WORK REQUEST - Among the entries below, how many lines include the word "right"? Reply with only the number.

Page and application data records
____________________

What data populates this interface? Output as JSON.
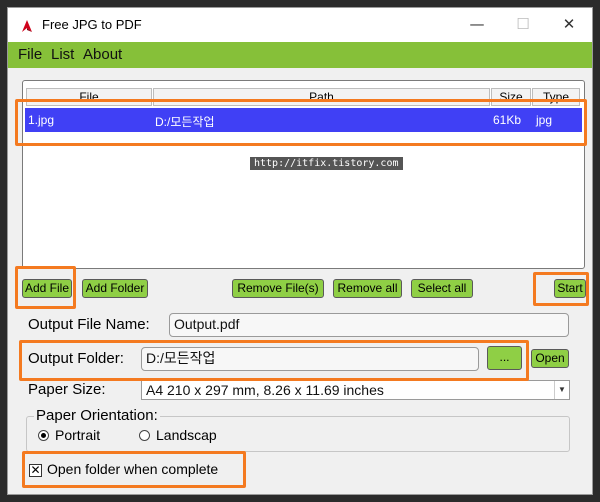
{
  "window": {
    "title": "Free JPG to PDF"
  },
  "titlebar": {
    "minimize": "—",
    "maximize": "☐",
    "close": "✕"
  },
  "menu": {
    "items": [
      "File",
      "List",
      "About"
    ]
  },
  "table": {
    "columns": [
      "File",
      "Path",
      "Size",
      "Type"
    ],
    "rows": [
      {
        "file": "1.jpg",
        "path": "D:/모든작업",
        "size": "61Kb",
        "type": "jpg"
      }
    ]
  },
  "watermark": "http://itfix.tistory.com",
  "buttons": {
    "add_file": "Add File",
    "add_folder": "Add Folder",
    "remove_files": "Remove File(s)",
    "remove_all": "Remove all",
    "select_all": "Select all",
    "start": "Start",
    "browse": "...",
    "open": "Open"
  },
  "output": {
    "file_name_label": "Output File Name:",
    "file_name_value": "Output.pdf",
    "folder_label": "Output Folder:",
    "folder_value": "D:/모든작업"
  },
  "paper": {
    "size_label": "Paper Size:",
    "size_value": "A4 210 x 297 mm, 8.26 x 11.69 inches",
    "orientation_label": "Paper Orientation:",
    "portrait": "Portrait",
    "landscape": "Landscap",
    "selected": "Portrait"
  },
  "open_folder": {
    "label": "Open folder when complete",
    "checked": true
  },
  "colors": {
    "menubar": "#86c039",
    "button": "#8fcf45",
    "selection": "#4040f5",
    "highlight": "#f47a20"
  }
}
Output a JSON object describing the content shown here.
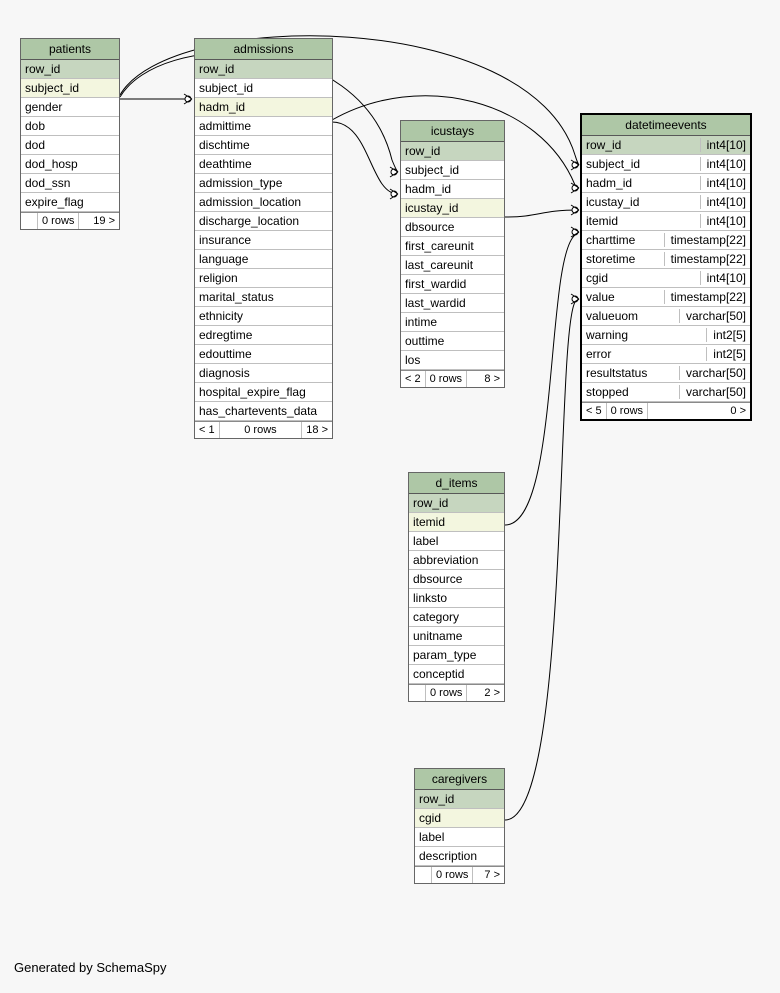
{
  "footer_text": "Generated by SchemaSpy",
  "tables": {
    "patients": {
      "title": "patients",
      "columns": [
        {
          "name": "row_id",
          "role": "pk"
        },
        {
          "name": "subject_id",
          "role": "fk"
        },
        {
          "name": "gender",
          "role": ""
        },
        {
          "name": "dob",
          "role": ""
        },
        {
          "name": "dod",
          "role": ""
        },
        {
          "name": "dod_hosp",
          "role": ""
        },
        {
          "name": "dod_ssn",
          "role": ""
        },
        {
          "name": "expire_flag",
          "role": ""
        }
      ],
      "footer": {
        "left": "",
        "mid": "0 rows",
        "right": "19 >"
      }
    },
    "admissions": {
      "title": "admissions",
      "columns": [
        {
          "name": "row_id",
          "role": "pk"
        },
        {
          "name": "subject_id",
          "role": ""
        },
        {
          "name": "hadm_id",
          "role": "fk"
        },
        {
          "name": "admittime",
          "role": ""
        },
        {
          "name": "dischtime",
          "role": ""
        },
        {
          "name": "deathtime",
          "role": ""
        },
        {
          "name": "admission_type",
          "role": ""
        },
        {
          "name": "admission_location",
          "role": ""
        },
        {
          "name": "discharge_location",
          "role": ""
        },
        {
          "name": "insurance",
          "role": ""
        },
        {
          "name": "language",
          "role": ""
        },
        {
          "name": "religion",
          "role": ""
        },
        {
          "name": "marital_status",
          "role": ""
        },
        {
          "name": "ethnicity",
          "role": ""
        },
        {
          "name": "edregtime",
          "role": ""
        },
        {
          "name": "edouttime",
          "role": ""
        },
        {
          "name": "diagnosis",
          "role": ""
        },
        {
          "name": "hospital_expire_flag",
          "role": ""
        },
        {
          "name": "has_chartevents_data",
          "role": ""
        }
      ],
      "footer": {
        "left": "< 1",
        "mid": "0 rows",
        "right": "18 >"
      }
    },
    "icustays": {
      "title": "icustays",
      "columns": [
        {
          "name": "row_id",
          "role": "pk"
        },
        {
          "name": "subject_id",
          "role": ""
        },
        {
          "name": "hadm_id",
          "role": ""
        },
        {
          "name": "icustay_id",
          "role": "fk"
        },
        {
          "name": "dbsource",
          "role": ""
        },
        {
          "name": "first_careunit",
          "role": ""
        },
        {
          "name": "last_careunit",
          "role": ""
        },
        {
          "name": "first_wardid",
          "role": ""
        },
        {
          "name": "last_wardid",
          "role": ""
        },
        {
          "name": "intime",
          "role": ""
        },
        {
          "name": "outtime",
          "role": ""
        },
        {
          "name": "los",
          "role": ""
        }
      ],
      "footer": {
        "left": "< 2",
        "mid": "0 rows",
        "right": "8 >"
      }
    },
    "d_items": {
      "title": "d_items",
      "columns": [
        {
          "name": "row_id",
          "role": "pk"
        },
        {
          "name": "itemid",
          "role": "fk"
        },
        {
          "name": "label",
          "role": ""
        },
        {
          "name": "abbreviation",
          "role": ""
        },
        {
          "name": "dbsource",
          "role": ""
        },
        {
          "name": "linksto",
          "role": ""
        },
        {
          "name": "category",
          "role": ""
        },
        {
          "name": "unitname",
          "role": ""
        },
        {
          "name": "param_type",
          "role": ""
        },
        {
          "name": "conceptid",
          "role": ""
        }
      ],
      "footer": {
        "left": "",
        "mid": "0 rows",
        "right": "2 >"
      }
    },
    "caregivers": {
      "title": "caregivers",
      "columns": [
        {
          "name": "row_id",
          "role": "pk"
        },
        {
          "name": "cgid",
          "role": "fk"
        },
        {
          "name": "label",
          "role": ""
        },
        {
          "name": "description",
          "role": ""
        }
      ],
      "footer": {
        "left": "",
        "mid": "0 rows",
        "right": "7 >"
      }
    },
    "datetimeevents": {
      "title": "datetimeevents",
      "columns": [
        {
          "name": "row_id",
          "type": "int4[10]",
          "role": "pk"
        },
        {
          "name": "subject_id",
          "type": "int4[10]",
          "role": ""
        },
        {
          "name": "hadm_id",
          "type": "int4[10]",
          "role": ""
        },
        {
          "name": "icustay_id",
          "type": "int4[10]",
          "role": ""
        },
        {
          "name": "itemid",
          "type": "int4[10]",
          "role": ""
        },
        {
          "name": "charttime",
          "type": "timestamp[22]",
          "role": ""
        },
        {
          "name": "storetime",
          "type": "timestamp[22]",
          "role": ""
        },
        {
          "name": "cgid",
          "type": "int4[10]",
          "role": ""
        },
        {
          "name": "value",
          "type": "timestamp[22]",
          "role": ""
        },
        {
          "name": "valueuom",
          "type": "varchar[50]",
          "role": ""
        },
        {
          "name": "warning",
          "type": "int2[5]",
          "role": ""
        },
        {
          "name": "error",
          "type": "int2[5]",
          "role": ""
        },
        {
          "name": "resultstatus",
          "type": "varchar[50]",
          "role": ""
        },
        {
          "name": "stopped",
          "type": "varchar[50]",
          "role": ""
        }
      ],
      "footer": {
        "left": "< 5",
        "mid": "0 rows",
        "right": "0 >"
      }
    }
  }
}
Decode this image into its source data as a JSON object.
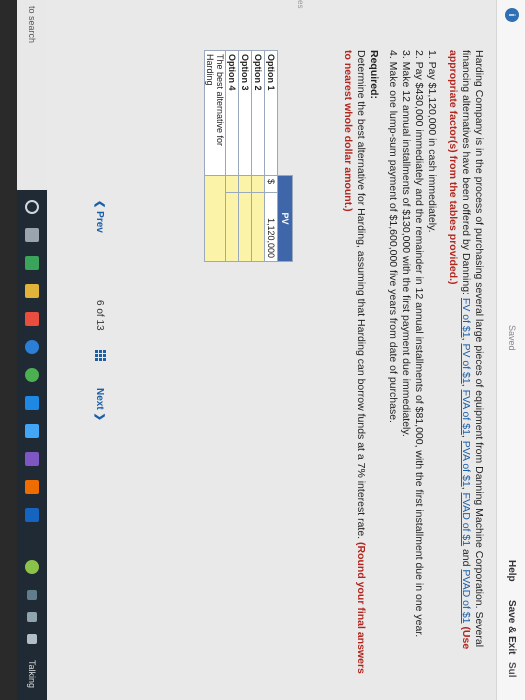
{
  "appbar": {
    "saved": "Saved",
    "help": "Help",
    "save_exit": "Save & Exit",
    "submit": "Sul"
  },
  "question": {
    "intro_1": "Harding Company is in the process of purchasing several large pieces of equipment from Danning Machine Corporation. Several financing alternatives have been offered by Danning:",
    "links": [
      "FV of $1",
      "PV of $1",
      "FVA of $1",
      "PVA of $1",
      "FVAD of $1",
      "PVAD of $1"
    ],
    "and": "and",
    "use_note": "(Use appropriate factor(s) from the tables provided.)",
    "options": [
      "1. Pay $1,120,000 in cash immediately.",
      "2. Pay $430,000 immediately and the remainder in 12 annual installments of $81,000, with the first installment due in one year.",
      "3. Make 12 annual installments of $130,000 with the first payment due immediately.",
      "4. Make one lump-sum payment of $1,600,000 five years from date of purchase."
    ],
    "required_label": "Required:",
    "required_text": "Determine the best alternative for Harding, assuming that Harding can borrow funds at a 7% interest rate.",
    "round_note": "(Round your final answers to nearest whole dollar amount.)"
  },
  "table": {
    "header": "PV",
    "rows": [
      {
        "label": "Option 1",
        "dollar": "$",
        "value": "1,120,000"
      },
      {
        "label": "Option 2",
        "dollar": "",
        "value": ""
      },
      {
        "label": "Option 3",
        "dollar": "",
        "value": ""
      },
      {
        "label": "Option 4",
        "dollar": "",
        "value": ""
      },
      {
        "label": "The best alternative for Harding",
        "dollar": "",
        "value": ""
      }
    ]
  },
  "edge_fragment": "es",
  "pager": {
    "prev": "Prev",
    "current": "6",
    "of": "of",
    "total": "13",
    "next": "Next"
  },
  "taskbar": {
    "search": "to search",
    "talking": "Talking"
  },
  "colors": {
    "accent": "#1a5ea8",
    "header_bg": "#3f66a8",
    "input_bg": "#fbf3a8",
    "alert": "#b3261e"
  }
}
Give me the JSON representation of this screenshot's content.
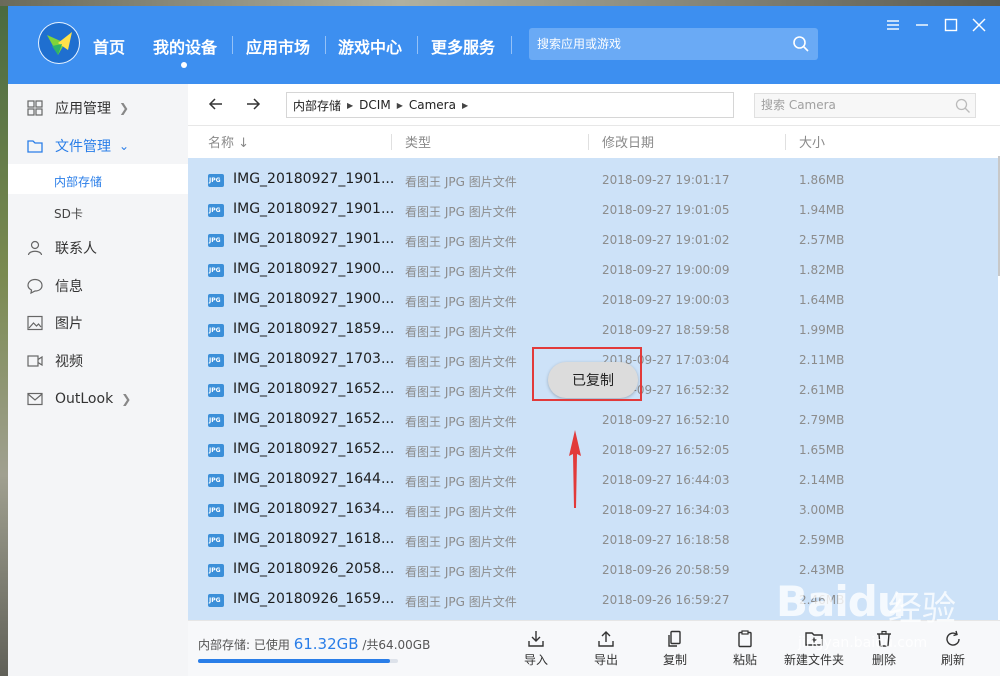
{
  "app": {
    "nav": [
      "首页",
      "我的设备",
      "应用市场",
      "游戏中心",
      "更多服务"
    ],
    "search_placeholder": "搜索应用或游戏"
  },
  "sidebar": {
    "items": [
      {
        "label": "应用管理",
        "icon": "grid-icon"
      },
      {
        "label": "文件管理",
        "icon": "folder-icon"
      },
      {
        "label": "联系人",
        "icon": "contact-icon"
      },
      {
        "label": "信息",
        "icon": "message-icon"
      },
      {
        "label": "图片",
        "icon": "image-icon"
      },
      {
        "label": "视频",
        "icon": "video-icon"
      },
      {
        "label": "OutLook",
        "icon": "mail-icon"
      }
    ],
    "sub_items": [
      "内部存储",
      "SD卡"
    ]
  },
  "path": {
    "crumbs": [
      "内部存储",
      "DCIM",
      "Camera"
    ],
    "search_placeholder": "搜索 Camera"
  },
  "columns": {
    "name": "名称 ↓",
    "type": "类型",
    "date": "修改日期",
    "size": "大小"
  },
  "files": [
    {
      "name": "IMG_20180927_1901...",
      "type": "看图王 JPG 图片文件",
      "date": "2018-09-27 19:01:17",
      "size": "1.86MB"
    },
    {
      "name": "IMG_20180927_1901...",
      "type": "看图王 JPG 图片文件",
      "date": "2018-09-27 19:01:05",
      "size": "1.94MB"
    },
    {
      "name": "IMG_20180927_1901...",
      "type": "看图王 JPG 图片文件",
      "date": "2018-09-27 19:01:02",
      "size": "2.57MB"
    },
    {
      "name": "IMG_20180927_1900...",
      "type": "看图王 JPG 图片文件",
      "date": "2018-09-27 19:00:09",
      "size": "1.82MB"
    },
    {
      "name": "IMG_20180927_1900...",
      "type": "看图王 JPG 图片文件",
      "date": "2018-09-27 19:00:03",
      "size": "1.64MB"
    },
    {
      "name": "IMG_20180927_1859...",
      "type": "看图王 JPG 图片文件",
      "date": "2018-09-27 18:59:58",
      "size": "1.99MB"
    },
    {
      "name": "IMG_20180927_1703...",
      "type": "看图王 JPG 图片文件",
      "date": "2018-09-27 17:03:04",
      "size": "2.11MB"
    },
    {
      "name": "IMG_20180927_1652...",
      "type": "看图王 JPG 图片文件",
      "date": "2018-09-27 16:52:32",
      "size": "2.61MB"
    },
    {
      "name": "IMG_20180927_1652...",
      "type": "看图王 JPG 图片文件",
      "date": "2018-09-27 16:52:10",
      "size": "2.79MB"
    },
    {
      "name": "IMG_20180927_1652...",
      "type": "看图王 JPG 图片文件",
      "date": "2018-09-27 16:52:05",
      "size": "1.65MB"
    },
    {
      "name": "IMG_20180927_1644...",
      "type": "看图王 JPG 图片文件",
      "date": "2018-09-27 16:44:03",
      "size": "2.14MB"
    },
    {
      "name": "IMG_20180927_1634...",
      "type": "看图王 JPG 图片文件",
      "date": "2018-09-27 16:34:03",
      "size": "3.00MB"
    },
    {
      "name": "IMG_20180927_1618...",
      "type": "看图王 JPG 图片文件",
      "date": "2018-09-27 16:18:58",
      "size": "2.59MB"
    },
    {
      "name": "IMG_20180926_2058...",
      "type": "看图王 JPG 图片文件",
      "date": "2018-09-26 20:58:59",
      "size": "2.43MB"
    },
    {
      "name": "IMG_20180926_1659...",
      "type": "看图王 JPG 图片文件",
      "date": "2018-09-26 16:59:27",
      "size": "2.46MB"
    }
  ],
  "file_icon_text": "JPG",
  "toast": "已复制",
  "storage": {
    "label": "内部存储: 已使用",
    "used": "61.32GB",
    "total": "/共64.00GB",
    "used_fraction": 0.958
  },
  "toolbar": [
    "导入",
    "导出",
    "复制",
    "粘贴",
    "新建文件夹",
    "删除",
    "刷新"
  ],
  "watermark": {
    "text": "Baidu",
    "text2": "经验",
    "url": "jingyan.baidu.com"
  },
  "colors": {
    "titlebar": "#3d8ff0",
    "accent": "#2a7ee8",
    "selection": "#cde2f8",
    "annotation": "#e23a3a"
  }
}
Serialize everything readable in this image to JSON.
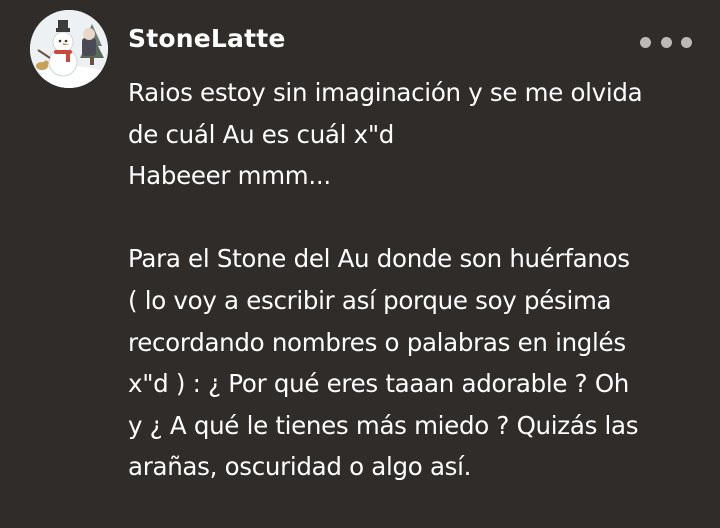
{
  "comment": {
    "username": "StoneLatte",
    "avatar_icon": "snowman-avatar-icon",
    "more_icon": "more-options-icon",
    "lines": [
      "Raios estoy sin imaginación y se me olvida",
      "de cuál Au es cuál x\"d",
      "Habeeer mmm...",
      "",
      "Para el Stone del Au donde son huérfanos",
      "( lo voy a escribir así porque soy pésima",
      "recordando nombres o palabras en inglés",
      "x\"d ) : ¿ Por qué eres taaan adorable ? Oh",
      "y ¿ A qué le tienes más miedo ? Quizás las",
      "arañas, oscuridad o algo así."
    ]
  },
  "colors": {
    "background": "#2f2c29",
    "text": "#ffffff",
    "dots": "#bdbab6"
  }
}
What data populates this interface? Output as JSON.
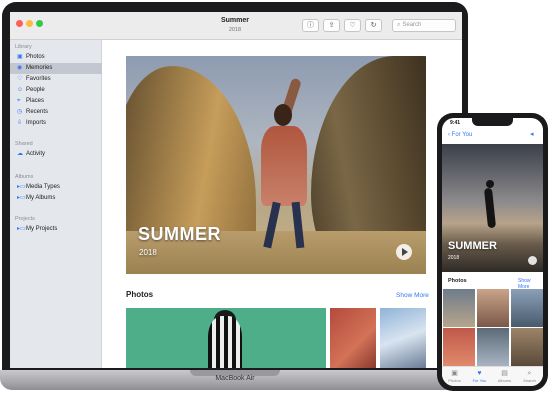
{
  "laptop": {
    "brand_label": "MacBook Air",
    "window": {
      "title": "Summer",
      "subtitle": "2018",
      "search_placeholder": "Search"
    },
    "sidebar": {
      "sections": [
        {
          "label": "Library",
          "items": [
            {
              "label": "Photos",
              "icon": "photos-icon",
              "selected": false
            },
            {
              "label": "Memories",
              "icon": "memories-icon",
              "selected": true
            },
            {
              "label": "Favorites",
              "icon": "heart-icon",
              "selected": false
            },
            {
              "label": "People",
              "icon": "people-icon",
              "selected": false
            },
            {
              "label": "Places",
              "icon": "places-icon",
              "selected": false
            },
            {
              "label": "Recents",
              "icon": "clock-icon",
              "selected": false
            },
            {
              "label": "Imports",
              "icon": "import-icon",
              "selected": false
            }
          ]
        },
        {
          "label": "Shared",
          "items": [
            {
              "label": "Activity",
              "icon": "cloud-icon",
              "selected": false
            }
          ]
        },
        {
          "label": "Albums",
          "items": [
            {
              "label": "Media Types",
              "icon": "folder-icon",
              "selected": false
            },
            {
              "label": "My Albums",
              "icon": "folder-icon",
              "selected": false
            }
          ]
        },
        {
          "label": "Projects",
          "items": [
            {
              "label": "My Projects",
              "icon": "folder-icon",
              "selected": false
            }
          ]
        }
      ]
    },
    "hero": {
      "title": "SUMMER",
      "year": "2018"
    },
    "photos_section": {
      "title": "Photos",
      "show_more": "Show More"
    }
  },
  "phone": {
    "status_time": "9:41",
    "back_label": "For You",
    "hero": {
      "title": "SUMMER",
      "year": "2018"
    },
    "photos_section": {
      "title": "Photos",
      "show_more": "Show More"
    },
    "tabs": [
      {
        "label": "Photos",
        "active": false
      },
      {
        "label": "For You",
        "active": true
      },
      {
        "label": "Albums",
        "active": false
      },
      {
        "label": "Search",
        "active": false
      }
    ]
  }
}
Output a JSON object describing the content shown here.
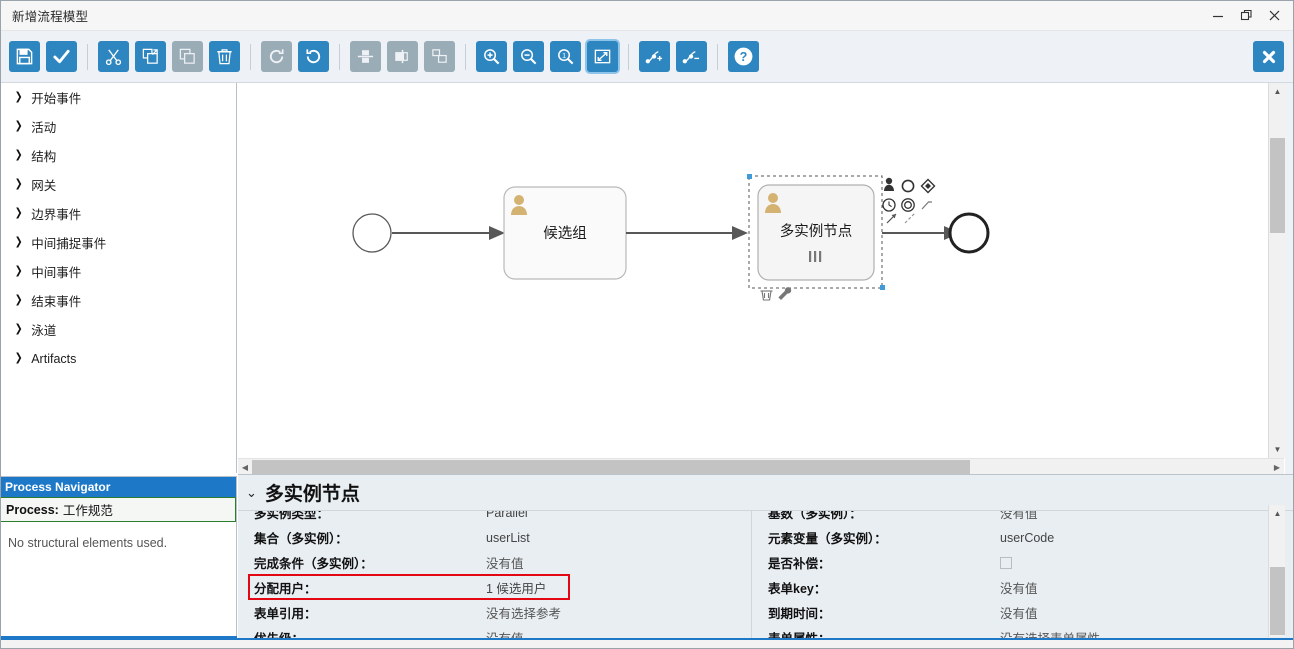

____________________

WRITTEN ANSWER - 6